The example shows, the Edwardian model is clearly seeking to strengthen the powerful and weaken the influence of the NGOs. Moreover, it brings out the problem that is inherent in the corporatist approach for global governance – if the construct is applied at national level, it will be in direct conflict with existing democratic mechanisms. If we imagine a compact between Federal Council, Economiesuisse and NGOs for Switzerland – how should it relate to to the parliaments of all levels, municipal and cantonal executive branches, political parties and instruments of direct democracy? Superordinating the compact would lead to a revolt even in stable Switzerland, whereas subordinating it would make it pointless. Both business and NGOs fare better if they avail themselves directly of the democratic mechanisms, without corporatist construct. There is no reason why the model should be better for developing countries. Tripartite corporatism is only possible internationally, where there is no democracy at all.

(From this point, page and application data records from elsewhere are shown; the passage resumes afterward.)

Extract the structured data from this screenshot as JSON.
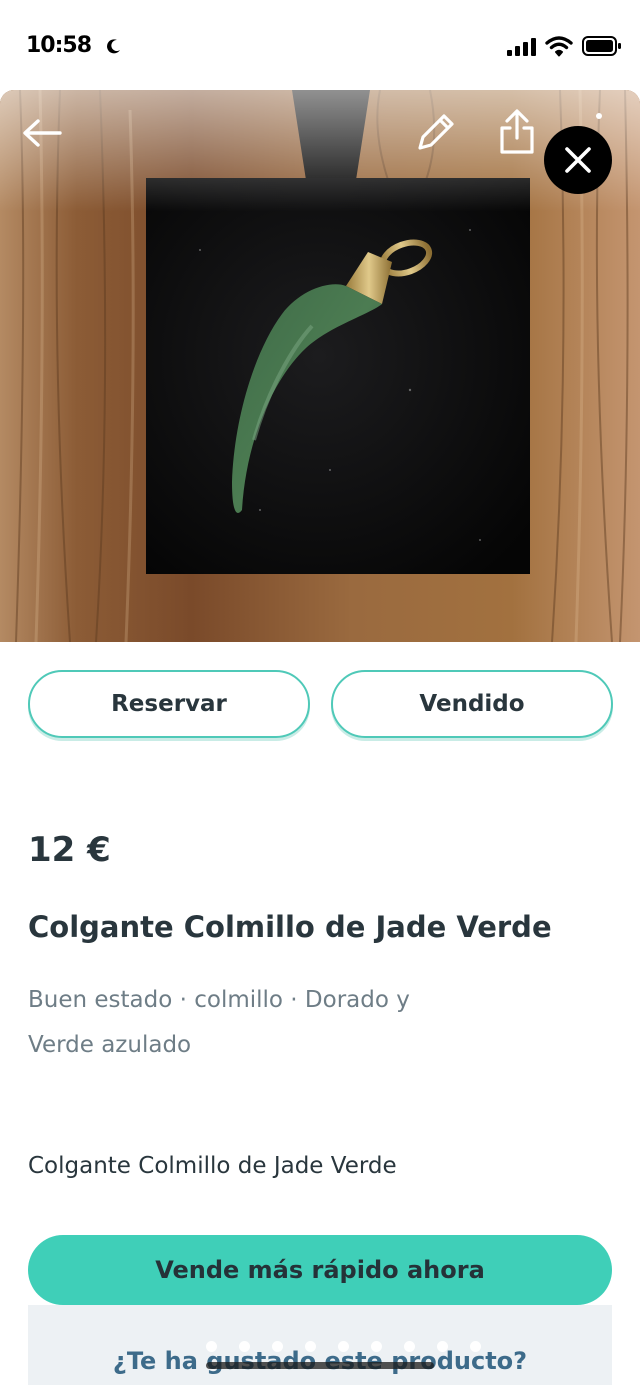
{
  "status_bar": {
    "time": "10:58"
  },
  "photo": {
    "alt": "",
    "page_count": 2,
    "active_page": 1
  },
  "actions": {
    "reserve_label": "Reservar",
    "sold_label": "Vendido"
  },
  "product": {
    "price": "12 €",
    "title": "Colgante Colmillo de Jade Verde",
    "attributes_line1": "Buen estado · colmillo · Dorado y",
    "attributes_line2": "Verde azulado",
    "description": "Colgante Colmillo de Jade Verde"
  },
  "promo": {
    "sell_faster_label": "Vende más rápido ahora",
    "liked_question": "¿Te ha gustado este producto?"
  },
  "colors": {
    "accent": "#3fcfb8",
    "button_border": "#4fc9b8",
    "text_primary": "#29363d",
    "text_secondary": "#6e7d86",
    "link_blue": "#3d6b8a"
  },
  "icons": {
    "back": "arrow-left-icon",
    "edit": "pencil-icon",
    "share": "share-icon",
    "more": "more-vertical-icon",
    "close": "close-icon"
  }
}
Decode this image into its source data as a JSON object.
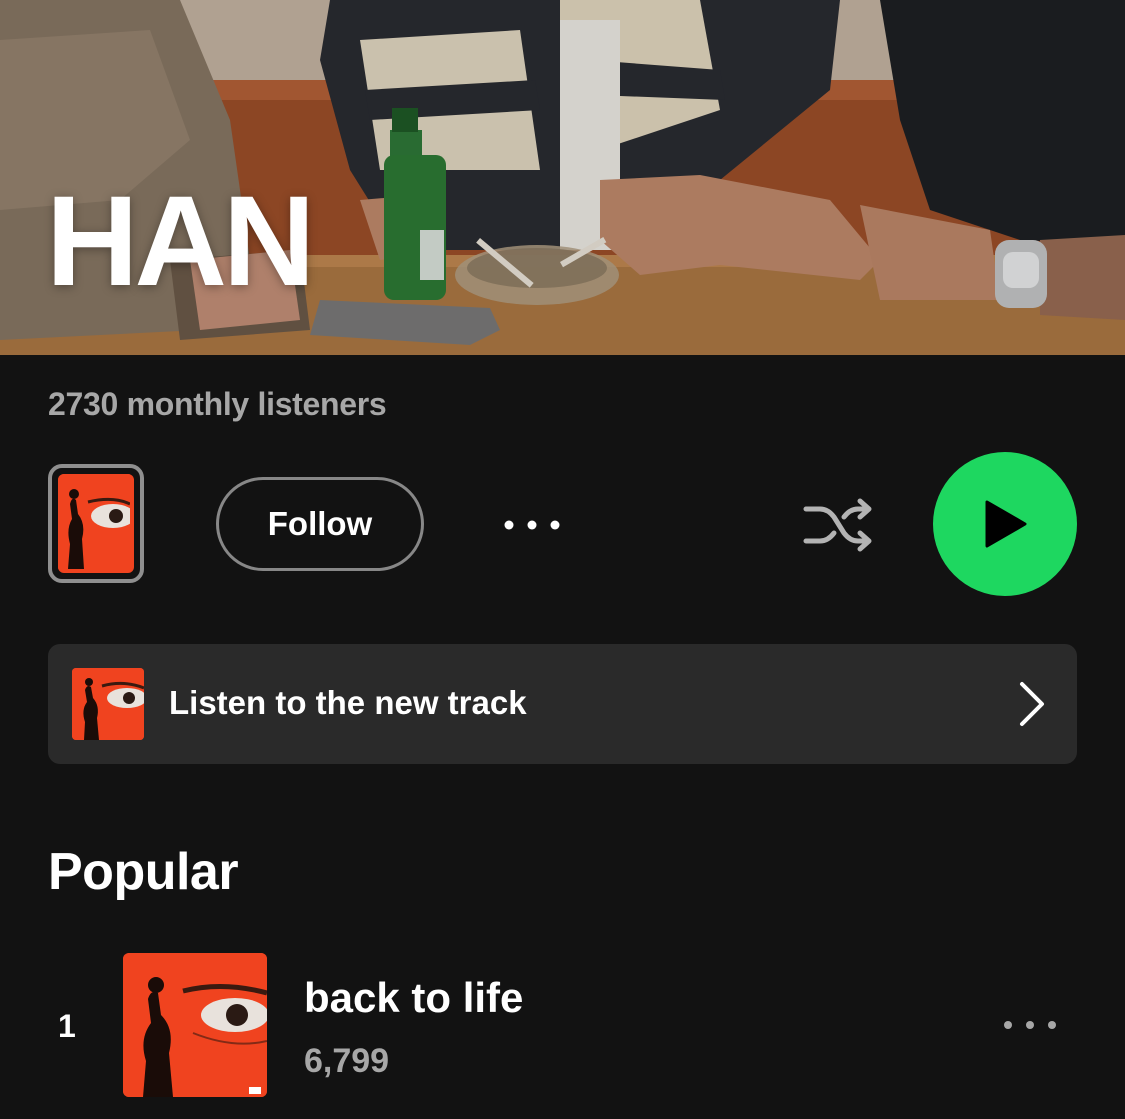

In short, there are good reasons why NGOs should not succumb uncritically to the enticements of global governance with a corporatist structure. It is of course better to bring the NGOs on board for global governance issues rather than leave the field entirely to the representatives of global corporations, which at any rate have long been involved as a matter of course. To our mind, this is the weightiest argument that NGOs should wield in defence of their wish to be heard in matters of global governance. Yet including them does not make international politics any more democratic. They should therefore continue to be critical of the democracy deficit of global governance and monitor the transfer of political powers from the national to the international level with great scepticism.
Contact: Peter Niggli, Director Alliance Sud